Amazon.com (NASDAQ:AMZN) chief Jeff Bezos likes to make bold moves. Granted, sometimes they can flop. But for the most part, he has been spot on. And of course, it has meant significant gains for shareholders. For the year so far, the AMZN stock prize is up more than 60% and the market cap is at $931 billion.
Of course, we got another bold move this week — that is, a $15 an hour minimum wage. It will go into effect on Nov, 1 and apply to full-time, part-time, temporary and seasonal workers across the U.S. For those employees already paid above the $15 level, there will also be pay raises (although, the levels have not been disclosed).
So what might be the impact on the AMZN stock price? Well, it’s tough to gauge. Now it’s true there will be some pressure on margins. The new wage policy will affect more than 250,000 employees.
Yet over the long-haul, Amazon stock should benefit from the higher minimum wage. Let’s consider some of the takeaways:
Impact On AMZN Stock #1: Offsets
It’s a mistake to just multiply the increase in the minimum wage by the number of employees. The reason is that compensation includes more elements that a person’s salary.
Note that Amazon.com plans to eliminate various incentive pay mechanisms as well as stock grants. For now, it’s not clear how much this will reduce the impact of the higher minimum wage (after all, these elements are variable). But it should help to offset some of the increase.
Impact On AMZN Stock #2: Economic Reality
Amazon really had little choice but to increase its wages. With unemployment below 4%, the labor market is tight.
But isn’t $15 kind of on the high side? Perhaps. But it does get people’s attention. I wouldn’t be surprised that there will be a notable increase in resumes sent to Amazon because of this. What’s more, the higher wage should also mean less turnover.
Something else: The $15 rate is likely to put quite a bit of pressure on rivals like Walmart (NYSE:WMT), Target (NYSE:TGT) and Kohl’s (NYSE:KSS). It seems like a good bet that they will be more aggressive in increasing their own wages.
Consider that AMZN is now advocating for an increase in the federal minimum wage. The company’s senior vice president of Global Corporate Affairs, Jay Carney, noted in a press release: “We will be working to gain Congressional support for an increase in the federal minimum wage. The current rate of $7.25 was set nearly a decade ago. We intend to advocate for a minimum wage increase that will have a profound impact on the lives of tens of millions of people and families across this country.”

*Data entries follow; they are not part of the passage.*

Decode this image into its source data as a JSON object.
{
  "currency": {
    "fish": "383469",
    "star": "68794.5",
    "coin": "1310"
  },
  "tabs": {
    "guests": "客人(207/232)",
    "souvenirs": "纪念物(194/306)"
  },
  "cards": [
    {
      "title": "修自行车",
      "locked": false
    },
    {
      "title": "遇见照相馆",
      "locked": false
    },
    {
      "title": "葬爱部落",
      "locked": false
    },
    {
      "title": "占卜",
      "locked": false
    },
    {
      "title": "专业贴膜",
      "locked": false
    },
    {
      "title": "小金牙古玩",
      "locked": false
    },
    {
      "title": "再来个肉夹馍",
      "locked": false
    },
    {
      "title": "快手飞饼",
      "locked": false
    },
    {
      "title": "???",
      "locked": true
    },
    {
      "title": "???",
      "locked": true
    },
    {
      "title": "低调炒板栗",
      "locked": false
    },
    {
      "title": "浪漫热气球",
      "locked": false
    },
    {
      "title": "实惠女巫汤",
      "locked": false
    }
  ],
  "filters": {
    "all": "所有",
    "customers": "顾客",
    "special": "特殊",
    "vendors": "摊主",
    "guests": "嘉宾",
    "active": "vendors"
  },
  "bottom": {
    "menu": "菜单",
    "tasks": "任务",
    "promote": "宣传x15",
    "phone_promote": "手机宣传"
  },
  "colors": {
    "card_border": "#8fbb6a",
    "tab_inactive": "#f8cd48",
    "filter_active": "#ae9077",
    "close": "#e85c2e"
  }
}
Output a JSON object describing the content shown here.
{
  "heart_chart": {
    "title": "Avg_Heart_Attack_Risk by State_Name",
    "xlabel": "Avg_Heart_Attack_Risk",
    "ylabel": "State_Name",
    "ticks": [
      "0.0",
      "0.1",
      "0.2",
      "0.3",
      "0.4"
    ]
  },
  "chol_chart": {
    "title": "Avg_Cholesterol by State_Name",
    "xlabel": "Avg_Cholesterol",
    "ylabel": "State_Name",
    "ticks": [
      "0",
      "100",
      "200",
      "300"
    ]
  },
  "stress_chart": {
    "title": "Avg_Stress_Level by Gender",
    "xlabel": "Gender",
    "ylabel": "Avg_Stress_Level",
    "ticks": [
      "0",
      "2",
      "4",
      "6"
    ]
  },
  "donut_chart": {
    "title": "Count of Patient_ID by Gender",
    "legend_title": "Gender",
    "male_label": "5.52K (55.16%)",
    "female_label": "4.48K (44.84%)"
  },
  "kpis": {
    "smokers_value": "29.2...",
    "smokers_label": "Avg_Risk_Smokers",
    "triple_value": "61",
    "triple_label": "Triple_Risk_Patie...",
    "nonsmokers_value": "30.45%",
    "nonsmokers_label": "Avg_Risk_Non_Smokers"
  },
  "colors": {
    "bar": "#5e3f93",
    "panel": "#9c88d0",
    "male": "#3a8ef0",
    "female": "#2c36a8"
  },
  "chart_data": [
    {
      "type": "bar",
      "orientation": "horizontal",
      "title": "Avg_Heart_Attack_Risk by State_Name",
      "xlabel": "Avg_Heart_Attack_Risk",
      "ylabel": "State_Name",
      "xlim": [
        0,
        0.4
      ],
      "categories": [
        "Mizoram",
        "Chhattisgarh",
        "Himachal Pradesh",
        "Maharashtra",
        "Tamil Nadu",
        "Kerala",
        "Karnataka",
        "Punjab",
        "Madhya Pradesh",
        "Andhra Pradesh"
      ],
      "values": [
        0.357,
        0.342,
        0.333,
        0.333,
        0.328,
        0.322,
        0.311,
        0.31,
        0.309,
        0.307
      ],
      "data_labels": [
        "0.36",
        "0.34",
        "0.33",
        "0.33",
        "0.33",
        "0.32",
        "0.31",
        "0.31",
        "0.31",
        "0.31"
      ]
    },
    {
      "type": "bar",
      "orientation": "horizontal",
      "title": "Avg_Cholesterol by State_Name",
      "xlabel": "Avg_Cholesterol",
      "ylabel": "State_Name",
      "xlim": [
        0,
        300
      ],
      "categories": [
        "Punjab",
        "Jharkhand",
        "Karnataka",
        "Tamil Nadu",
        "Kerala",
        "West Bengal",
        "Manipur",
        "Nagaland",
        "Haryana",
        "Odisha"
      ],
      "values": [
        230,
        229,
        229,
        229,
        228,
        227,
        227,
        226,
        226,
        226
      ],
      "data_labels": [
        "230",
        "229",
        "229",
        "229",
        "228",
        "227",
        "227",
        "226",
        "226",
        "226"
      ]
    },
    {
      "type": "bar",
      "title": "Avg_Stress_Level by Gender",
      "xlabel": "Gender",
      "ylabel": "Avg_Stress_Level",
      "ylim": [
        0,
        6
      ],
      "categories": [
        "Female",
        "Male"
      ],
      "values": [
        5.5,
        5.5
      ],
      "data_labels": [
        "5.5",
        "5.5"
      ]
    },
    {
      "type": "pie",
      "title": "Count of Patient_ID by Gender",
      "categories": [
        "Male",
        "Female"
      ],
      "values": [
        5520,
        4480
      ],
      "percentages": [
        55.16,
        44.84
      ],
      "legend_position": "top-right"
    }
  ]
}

Impact On AMZN Stock #3: Politics
When Walmart became a powerhouse in the 1990s, the company was a target of politicians. A big reason was the relatively low wages. As a result, Walmart took a reputation hit.
No doubt, Amazon.com has been in a similar situation lately. Senator Bernie Sanders even proposed legislation called the BEZOS Act, which would impose taxes on companies that are not paying more to their employees.
But the $15 minimum wage from Amazon has seemed to put a damper on the controversy. Sanders has already praised the effort and has encouraged other companies to follow Seattle company’s lead.
Impact On AMZN Stock #4: Automation
Whenever wages rise, companies will look at alternatives. This usually means investing in new technologies. A prime example of this is the auto industry during the 1960s to 1970s, when the unions held substantial power. To deal with this, there were heavy investments in robotics — which was transformative.
Regarding Amazon.com, it has already been forward-looking. Back in 2012, the company purchased Kiva, a top provider of robots for warehouses. The deal has certainly been a game changer.
But in the coming years, Amazon.com will certainly leverage its cutting-edge systems, such as AWS, AI (artificial intelligence) and machine learning. All of these technologies should — over the long-term — mean less of a need for low skilled labor.
Tom Taulli is the author of High-Profit IPO Strategies, All About Commodities and All About Short Selling. Follow him on Twitter at @ttaulli. As of this writing, he did not hold a position in any of the aforementioned securities.